3800 W. Burnham St., Milwaukee, WI
“I want to go with my daddy,” I always said. Black faux-leather jacket, blue corduroys, plaid shirt, and no-name loafers from Payless. Sorta kinda matching my Pop’s swag—black polyester pants, gray wide-collar shirt, and leather jacket. We got in the car, a green Mercury, and rode with the windows down. Earth, Wind, and Fire with their silky smooth harmony and trumpet blasts, high hats and snare, a little keyboard for good measure. We cruised down 35th Street, wooden duplexes and corner stores, people sitting on porches and standing on the corners. My daddy hummed, off-key and off-beat, leaning toward me as I sat in the passenger seat staring out the window and snatching glances at my daddy’s hands on the steering wheel. Obsessed with driving, I watched the street and watched him steering, predicting when he’d do a one-hand turn, his fingers spread as he moved the wheel left or right, then fingertips sliding as the power-steering brought the wheel back again.
We’d take Wisconsin to 27th, passing pool halls and liquor stores. Twenty-seventh Street turned into a viaduct, and I stared out the window at factories and warehouses, church steeples and the river. This was the scenic route and I knew it. My mother, when we had to pick my father up or drop him off, took a different way, right up 35th Street, more efficient but less interesting. Anyway, I’d get excited at the sight of the glass, alien-like Domes, a frequent field-trip destination at the time, and even though I knew what they were, had even been inside, my daddy always pointed them out: “There go the Domes.” We [End Page 1] continued south, past Honey Dip Donuts, and when we finally made the right turn onto Mitchell and rode past the park, I knew we were close. My daddy worked at Union Carbide, a gas distribution center, loading and unloading cylinders of various gases—this is actually where he met my mother—and I would die if I couldn’t ride with him to pick up his check. We’d pull up to Union Carbide, my father would run in to get his check, and then we’d be off again, gliding through the wide streets flanked by short, squat brick buildings. We’d pass the park again and stop at the Winner’s Circle.

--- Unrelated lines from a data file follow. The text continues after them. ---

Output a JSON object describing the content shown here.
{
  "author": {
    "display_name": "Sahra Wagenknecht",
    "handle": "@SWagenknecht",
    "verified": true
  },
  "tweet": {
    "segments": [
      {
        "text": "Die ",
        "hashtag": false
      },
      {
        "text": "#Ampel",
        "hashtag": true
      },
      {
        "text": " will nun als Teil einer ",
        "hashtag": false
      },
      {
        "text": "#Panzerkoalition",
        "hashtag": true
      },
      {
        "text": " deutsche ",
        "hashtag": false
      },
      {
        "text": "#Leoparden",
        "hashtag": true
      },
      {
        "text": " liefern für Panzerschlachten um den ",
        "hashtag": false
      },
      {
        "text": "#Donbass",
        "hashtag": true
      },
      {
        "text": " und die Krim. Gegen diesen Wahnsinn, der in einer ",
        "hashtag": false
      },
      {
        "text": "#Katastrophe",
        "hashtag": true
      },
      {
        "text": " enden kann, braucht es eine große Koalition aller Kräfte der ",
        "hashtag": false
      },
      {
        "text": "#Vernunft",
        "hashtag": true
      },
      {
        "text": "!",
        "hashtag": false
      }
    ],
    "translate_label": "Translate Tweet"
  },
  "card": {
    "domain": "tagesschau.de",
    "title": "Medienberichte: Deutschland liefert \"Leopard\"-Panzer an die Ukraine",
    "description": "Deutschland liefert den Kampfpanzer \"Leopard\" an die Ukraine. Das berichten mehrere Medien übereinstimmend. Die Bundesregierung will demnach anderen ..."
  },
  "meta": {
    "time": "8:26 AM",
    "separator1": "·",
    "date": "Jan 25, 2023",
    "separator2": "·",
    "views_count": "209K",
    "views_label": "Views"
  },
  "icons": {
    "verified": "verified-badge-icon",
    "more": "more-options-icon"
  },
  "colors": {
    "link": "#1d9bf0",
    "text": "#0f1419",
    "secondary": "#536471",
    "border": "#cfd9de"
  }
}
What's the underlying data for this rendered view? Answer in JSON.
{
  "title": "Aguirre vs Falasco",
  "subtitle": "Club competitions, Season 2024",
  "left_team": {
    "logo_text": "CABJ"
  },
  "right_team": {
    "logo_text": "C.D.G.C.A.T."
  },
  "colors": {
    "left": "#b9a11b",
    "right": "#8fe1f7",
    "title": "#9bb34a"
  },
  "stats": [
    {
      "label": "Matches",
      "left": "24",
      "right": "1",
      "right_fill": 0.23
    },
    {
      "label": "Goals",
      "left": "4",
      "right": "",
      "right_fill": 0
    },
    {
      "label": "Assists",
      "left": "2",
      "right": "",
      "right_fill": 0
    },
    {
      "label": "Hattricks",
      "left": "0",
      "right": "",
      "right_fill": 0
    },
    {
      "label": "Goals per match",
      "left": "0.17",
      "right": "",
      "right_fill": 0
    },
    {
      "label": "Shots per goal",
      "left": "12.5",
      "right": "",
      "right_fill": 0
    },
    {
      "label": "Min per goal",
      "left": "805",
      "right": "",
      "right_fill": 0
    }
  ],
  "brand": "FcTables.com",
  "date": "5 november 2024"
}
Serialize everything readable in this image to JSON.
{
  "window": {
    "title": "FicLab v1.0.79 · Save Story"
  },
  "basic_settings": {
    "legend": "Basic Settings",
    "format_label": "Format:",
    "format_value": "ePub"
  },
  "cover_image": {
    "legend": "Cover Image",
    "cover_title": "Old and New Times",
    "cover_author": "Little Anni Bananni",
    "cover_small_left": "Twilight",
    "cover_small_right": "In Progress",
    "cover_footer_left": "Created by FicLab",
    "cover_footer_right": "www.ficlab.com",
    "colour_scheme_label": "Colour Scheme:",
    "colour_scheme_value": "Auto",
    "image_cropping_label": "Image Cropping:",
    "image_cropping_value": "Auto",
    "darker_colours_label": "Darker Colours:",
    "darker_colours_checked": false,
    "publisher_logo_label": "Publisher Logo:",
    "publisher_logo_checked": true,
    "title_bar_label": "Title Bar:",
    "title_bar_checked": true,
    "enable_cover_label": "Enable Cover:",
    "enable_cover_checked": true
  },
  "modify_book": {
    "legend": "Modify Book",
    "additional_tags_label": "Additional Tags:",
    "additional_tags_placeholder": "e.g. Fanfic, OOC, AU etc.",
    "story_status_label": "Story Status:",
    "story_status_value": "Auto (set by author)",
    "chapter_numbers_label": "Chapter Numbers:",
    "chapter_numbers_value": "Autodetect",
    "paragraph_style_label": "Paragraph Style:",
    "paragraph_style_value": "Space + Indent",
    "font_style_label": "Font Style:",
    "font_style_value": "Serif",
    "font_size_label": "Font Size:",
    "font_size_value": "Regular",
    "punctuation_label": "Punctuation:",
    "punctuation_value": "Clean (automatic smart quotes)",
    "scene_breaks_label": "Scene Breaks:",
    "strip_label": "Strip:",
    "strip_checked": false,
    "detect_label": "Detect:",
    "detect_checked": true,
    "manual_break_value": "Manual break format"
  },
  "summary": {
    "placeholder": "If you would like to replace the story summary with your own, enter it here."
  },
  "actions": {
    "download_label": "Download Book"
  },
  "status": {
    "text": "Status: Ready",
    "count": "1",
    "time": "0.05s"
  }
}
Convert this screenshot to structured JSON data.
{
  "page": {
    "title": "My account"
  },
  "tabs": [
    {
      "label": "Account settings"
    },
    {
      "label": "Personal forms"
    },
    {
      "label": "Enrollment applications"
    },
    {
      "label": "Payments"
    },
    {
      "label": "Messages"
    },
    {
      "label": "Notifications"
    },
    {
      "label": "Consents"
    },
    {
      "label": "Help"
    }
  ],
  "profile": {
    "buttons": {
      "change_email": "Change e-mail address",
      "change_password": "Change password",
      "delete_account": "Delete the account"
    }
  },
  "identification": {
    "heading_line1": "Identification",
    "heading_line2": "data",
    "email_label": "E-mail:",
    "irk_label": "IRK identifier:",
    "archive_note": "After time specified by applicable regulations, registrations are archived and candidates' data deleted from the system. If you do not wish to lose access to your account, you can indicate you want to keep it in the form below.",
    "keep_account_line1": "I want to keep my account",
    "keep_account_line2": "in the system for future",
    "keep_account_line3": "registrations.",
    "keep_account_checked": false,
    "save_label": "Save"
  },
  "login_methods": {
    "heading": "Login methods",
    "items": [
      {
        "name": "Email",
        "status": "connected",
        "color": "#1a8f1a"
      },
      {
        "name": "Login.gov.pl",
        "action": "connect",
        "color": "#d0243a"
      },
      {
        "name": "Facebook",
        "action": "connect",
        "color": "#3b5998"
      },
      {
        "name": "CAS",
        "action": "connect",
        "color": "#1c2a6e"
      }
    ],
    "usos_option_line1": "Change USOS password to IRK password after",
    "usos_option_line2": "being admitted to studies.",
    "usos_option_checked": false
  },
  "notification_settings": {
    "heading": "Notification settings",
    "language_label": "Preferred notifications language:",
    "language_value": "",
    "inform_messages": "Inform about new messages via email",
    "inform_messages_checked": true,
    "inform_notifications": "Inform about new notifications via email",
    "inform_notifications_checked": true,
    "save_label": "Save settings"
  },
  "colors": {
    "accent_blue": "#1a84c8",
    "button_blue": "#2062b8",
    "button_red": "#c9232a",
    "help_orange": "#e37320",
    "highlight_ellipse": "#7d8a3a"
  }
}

Winner’s Circle looked like a two-story house, like many Milwaukee bars and taverns do, smokestack brick and brown wood, two cement steps leading to a recessed door. My father would take me inside with him, the tavern much smaller inside than it seemed from the curb. Dark. Smoky. Warm. He would set me up on a black leather stool, cash his check, and order a drink. He would talk with a few people inside; everyone knew him, and everyone who knew him seemed to like him. Some of them would talk to me, but I was shy then so I wouldn’t say much. Most times I’d take to spinning on the stool. He’d order me a soda, and if his drink got good to him, he’d order me a burger. Back then that burger seemed big as my head; it came wrapped in foil and hot, both in temperature and in taste, pickled jalapeño rings like islands among the melted cheese and ketchup. Maybe this is when I fell in love with spicy food. My daddy would wink at me, folks clapping him on his back and laughing as he told stories and made smartass jokes. He seemed popular. He seemed happy. Maybe this is where I fell in love with bars, and by extension, this smooth, cool, easy-going dude I called daddy.
Road Runner’s #2
1218 W. Cherry St., Milwaukee, WI
There was no way for me to know that the Winner’s Circle trips were most times problematic. The drive home, my father drunk, was sometimes scary. City streets all...